At our next Bible study, could you say a little something about your understanding of "God-breathed" and the relationship of that phrase to scripture?
- Inquiring Minds Want to Know
Firstly, it's unlikely that I'll ever say a "little" something regarding anything related to the Bible, but I will try to contain myself.
When I look to the word theopneustos, I find the word and the concept awe-inspiring. Theo for God and pneustos for breathed means a vision of how God moves and exists that includes bringing creation into existence. Theopneustos makes me think of the Spirit, as the Breath of God, moving over the void at the beginning of all things. Out of disorder and emptiness, creation was birthed and shaped. God's whole self poured out in breath (Spirit) and then in Word ("Let there be..."). Thus, the reality of theopneustos has existed since before any human was present to interpret it.
That being said, what does it mean for Breath and Word to come to a prophet (or an apostle)? In Geraldine Brooks's The Secret Chord, the prophet Nathan experiences near blackout states when he is called upon to speak to David. His body and his speech are overtaken and his voice becomes not his own. In this depiction, his prophecies are clearly God-breathed. Given some of the things that Nathan is called upon to address with David, surely the strength and the words needed to come from outside himself. Did they always? I don't know.
In writing for preaching, I sometimes have a strong bodily awareness of what I meant to say. I describe it as a piercing of my heart. I have a sense of what is meant to be said and, in the best times, the words come in close connection to the piercing. Sometimes the idea comes, but I have to wait for the words. When I have to deliver a sermon that has come in this way, I tremble before delivery because I know the concept is not mine. I don't want to mess up or try to take credit for what God is trying to do or what I have perceived that God is trying to do.

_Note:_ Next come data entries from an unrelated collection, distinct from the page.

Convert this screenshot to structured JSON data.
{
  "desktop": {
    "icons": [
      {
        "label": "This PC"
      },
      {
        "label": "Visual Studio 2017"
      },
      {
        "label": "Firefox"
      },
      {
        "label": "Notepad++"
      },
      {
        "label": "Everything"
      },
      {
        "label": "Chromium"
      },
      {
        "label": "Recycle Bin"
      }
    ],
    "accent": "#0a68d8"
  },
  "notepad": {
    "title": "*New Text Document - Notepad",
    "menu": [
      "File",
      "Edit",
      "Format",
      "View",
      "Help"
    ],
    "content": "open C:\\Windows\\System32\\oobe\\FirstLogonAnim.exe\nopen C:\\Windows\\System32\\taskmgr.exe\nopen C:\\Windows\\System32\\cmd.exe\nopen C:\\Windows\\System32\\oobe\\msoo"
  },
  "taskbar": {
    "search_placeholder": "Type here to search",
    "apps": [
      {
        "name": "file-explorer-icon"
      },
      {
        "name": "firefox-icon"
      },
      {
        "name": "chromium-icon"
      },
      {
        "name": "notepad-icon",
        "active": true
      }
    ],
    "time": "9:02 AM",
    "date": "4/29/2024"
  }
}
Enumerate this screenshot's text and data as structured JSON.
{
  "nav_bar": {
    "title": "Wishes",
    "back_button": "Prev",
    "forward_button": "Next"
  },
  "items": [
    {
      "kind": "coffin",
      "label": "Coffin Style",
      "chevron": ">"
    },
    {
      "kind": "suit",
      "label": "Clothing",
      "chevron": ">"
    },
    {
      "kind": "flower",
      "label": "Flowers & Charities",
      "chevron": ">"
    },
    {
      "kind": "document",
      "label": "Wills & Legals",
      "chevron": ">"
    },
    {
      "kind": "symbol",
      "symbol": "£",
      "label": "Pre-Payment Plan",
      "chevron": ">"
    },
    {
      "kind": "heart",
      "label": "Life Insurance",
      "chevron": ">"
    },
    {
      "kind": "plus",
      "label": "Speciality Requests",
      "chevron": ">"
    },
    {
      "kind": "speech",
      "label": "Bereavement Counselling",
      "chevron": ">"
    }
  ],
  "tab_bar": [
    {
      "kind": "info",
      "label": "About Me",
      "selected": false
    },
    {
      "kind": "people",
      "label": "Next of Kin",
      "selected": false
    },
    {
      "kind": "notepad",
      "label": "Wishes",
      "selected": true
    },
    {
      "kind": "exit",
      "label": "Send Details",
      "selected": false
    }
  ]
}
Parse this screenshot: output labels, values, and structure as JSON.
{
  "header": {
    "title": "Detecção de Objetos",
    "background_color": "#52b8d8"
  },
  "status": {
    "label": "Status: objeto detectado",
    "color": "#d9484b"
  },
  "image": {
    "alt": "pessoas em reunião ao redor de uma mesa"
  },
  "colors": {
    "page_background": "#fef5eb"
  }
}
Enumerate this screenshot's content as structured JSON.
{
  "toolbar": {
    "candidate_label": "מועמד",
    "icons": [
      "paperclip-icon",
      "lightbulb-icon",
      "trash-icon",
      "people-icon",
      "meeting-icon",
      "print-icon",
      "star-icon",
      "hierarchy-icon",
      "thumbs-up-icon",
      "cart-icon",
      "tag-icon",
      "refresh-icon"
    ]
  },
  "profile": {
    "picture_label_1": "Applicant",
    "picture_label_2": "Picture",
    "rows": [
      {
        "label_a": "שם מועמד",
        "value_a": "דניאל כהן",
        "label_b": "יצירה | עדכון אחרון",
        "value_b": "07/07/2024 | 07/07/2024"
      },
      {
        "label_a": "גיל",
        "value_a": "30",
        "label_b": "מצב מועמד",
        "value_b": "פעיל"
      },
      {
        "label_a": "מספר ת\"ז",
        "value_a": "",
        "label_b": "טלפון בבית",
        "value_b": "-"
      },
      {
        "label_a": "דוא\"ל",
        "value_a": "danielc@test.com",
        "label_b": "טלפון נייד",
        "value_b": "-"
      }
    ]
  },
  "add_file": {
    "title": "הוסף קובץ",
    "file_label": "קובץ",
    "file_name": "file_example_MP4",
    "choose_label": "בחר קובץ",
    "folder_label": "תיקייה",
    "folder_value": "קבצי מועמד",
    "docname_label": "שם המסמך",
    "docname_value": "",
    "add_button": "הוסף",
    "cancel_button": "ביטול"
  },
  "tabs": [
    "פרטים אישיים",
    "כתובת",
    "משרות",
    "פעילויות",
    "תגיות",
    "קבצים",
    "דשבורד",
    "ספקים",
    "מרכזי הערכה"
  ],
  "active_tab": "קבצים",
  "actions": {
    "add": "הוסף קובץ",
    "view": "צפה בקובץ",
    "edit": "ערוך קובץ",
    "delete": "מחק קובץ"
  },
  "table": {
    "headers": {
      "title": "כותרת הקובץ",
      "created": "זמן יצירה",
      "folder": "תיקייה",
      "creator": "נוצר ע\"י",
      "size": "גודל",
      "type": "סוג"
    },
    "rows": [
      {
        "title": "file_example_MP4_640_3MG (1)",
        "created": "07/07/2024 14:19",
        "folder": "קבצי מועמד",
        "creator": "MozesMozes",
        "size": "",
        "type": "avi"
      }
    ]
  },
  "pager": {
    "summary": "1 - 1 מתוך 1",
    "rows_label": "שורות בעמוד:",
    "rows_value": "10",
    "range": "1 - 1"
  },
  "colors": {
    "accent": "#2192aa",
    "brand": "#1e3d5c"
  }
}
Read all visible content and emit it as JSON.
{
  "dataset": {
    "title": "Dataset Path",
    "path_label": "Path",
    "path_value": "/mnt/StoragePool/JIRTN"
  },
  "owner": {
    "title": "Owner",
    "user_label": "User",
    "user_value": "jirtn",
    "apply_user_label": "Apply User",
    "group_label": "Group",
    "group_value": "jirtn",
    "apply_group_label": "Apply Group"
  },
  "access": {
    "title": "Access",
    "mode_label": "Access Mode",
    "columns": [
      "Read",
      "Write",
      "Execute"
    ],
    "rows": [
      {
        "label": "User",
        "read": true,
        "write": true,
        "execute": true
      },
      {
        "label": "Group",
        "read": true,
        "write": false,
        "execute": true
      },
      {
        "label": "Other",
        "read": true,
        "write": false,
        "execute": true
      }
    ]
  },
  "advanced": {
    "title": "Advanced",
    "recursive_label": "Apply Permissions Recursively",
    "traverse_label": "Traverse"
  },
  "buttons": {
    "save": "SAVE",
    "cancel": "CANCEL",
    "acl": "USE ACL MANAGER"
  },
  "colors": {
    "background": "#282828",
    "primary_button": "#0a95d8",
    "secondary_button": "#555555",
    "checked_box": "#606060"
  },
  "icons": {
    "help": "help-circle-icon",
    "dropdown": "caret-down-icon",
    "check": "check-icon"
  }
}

In these two examples, Nathan and me (never heretofore mentioned in the same sentence), God is delivering a word. There is a revelation of what the Spirit wants to be communicated and it is in keeping with who Jesus is and God's on-going self-revelation. Nothing a prophet or preacher is called to say, if it is truly of God, will contradict the nature of God- even the most intense and life-changing revelation.
That being said, neither Nathan nor I can testify to something we are unable to perceive. So, it is true that God inspires and gives revelation, but said revelation and inspiration, in my opinion, is likely only half-steps ahead of where we are as people. Thus, it seems unlikely that Nathan would have received inspiration for where the capital of England should be or that I will receive inspiration for how to terraform Saturn. Those are not revelations that are meaningful or relevant to the situations to which we have been called.
When scribes were writing Judges or Paul was writing to the Philippians or Revelation was being written for the encouragement of the early church, it does seem likely that theopneustos was at work. God breathed words and guidance for the authors to offer to their audiences. While it is with God's nature to know how long Paul's letters would last, it was not within Paul's capabilities to write for the ages. So God gave him words that were true for the time being and would be useful, alongside the Holy Spirit, for generations to come.
Of course, when we think of scripture, we think of the editors, the redactors, the translators, the scribes, and the church fathers and mothers who prayed about what to keep in the canon and what to reject. While the Spirit certainly guided all this work, human fallibility is unavoidable. In the best of circumstances, small unintended mistakes were made. In the worst of circumstances, intentional errors were made or kept for the purposes of preserving this or that human understanding or institution.
Therefore, in its initial imprint, the scripture was breathed by God for teaching, admonition, correction, and training in righteousness all toward the end of instructing us toward understanding salvation and living lives which demonstrate that we belong to God (2 Timothy 3:16).
Since that initial writing or prophesying, however, many people have entered the process. Most people have had good intentions toward sharing the word of God, but others have been less pure in heart. It is true that God is still speaking. The Word has not retired nor has the Spirit stopped moving. We are led constantly into relationship with the written word for the purposes of teaching, admonition, etc. to the same ends as those who receive guidance from the author of 2 Timothy. We use the Bible as a tool to understand God, to know God's history, and to be pointed to where and how God is still at work in the world and leading the faithful to participation in that work.
In my opinion, when and where it is argued that the written word is infallible, such arguments attempt to steal the air out of theopneustos. The written word can be inspired, useful, important, and necessary, but it is not and never will be God. Furthermore, God is bigger than our translation mistakes, printing errors, and personal whims tied to time and place. God's desires for creation are truth and the truth will out. And it will set us free. Theopneustos cannot be contained.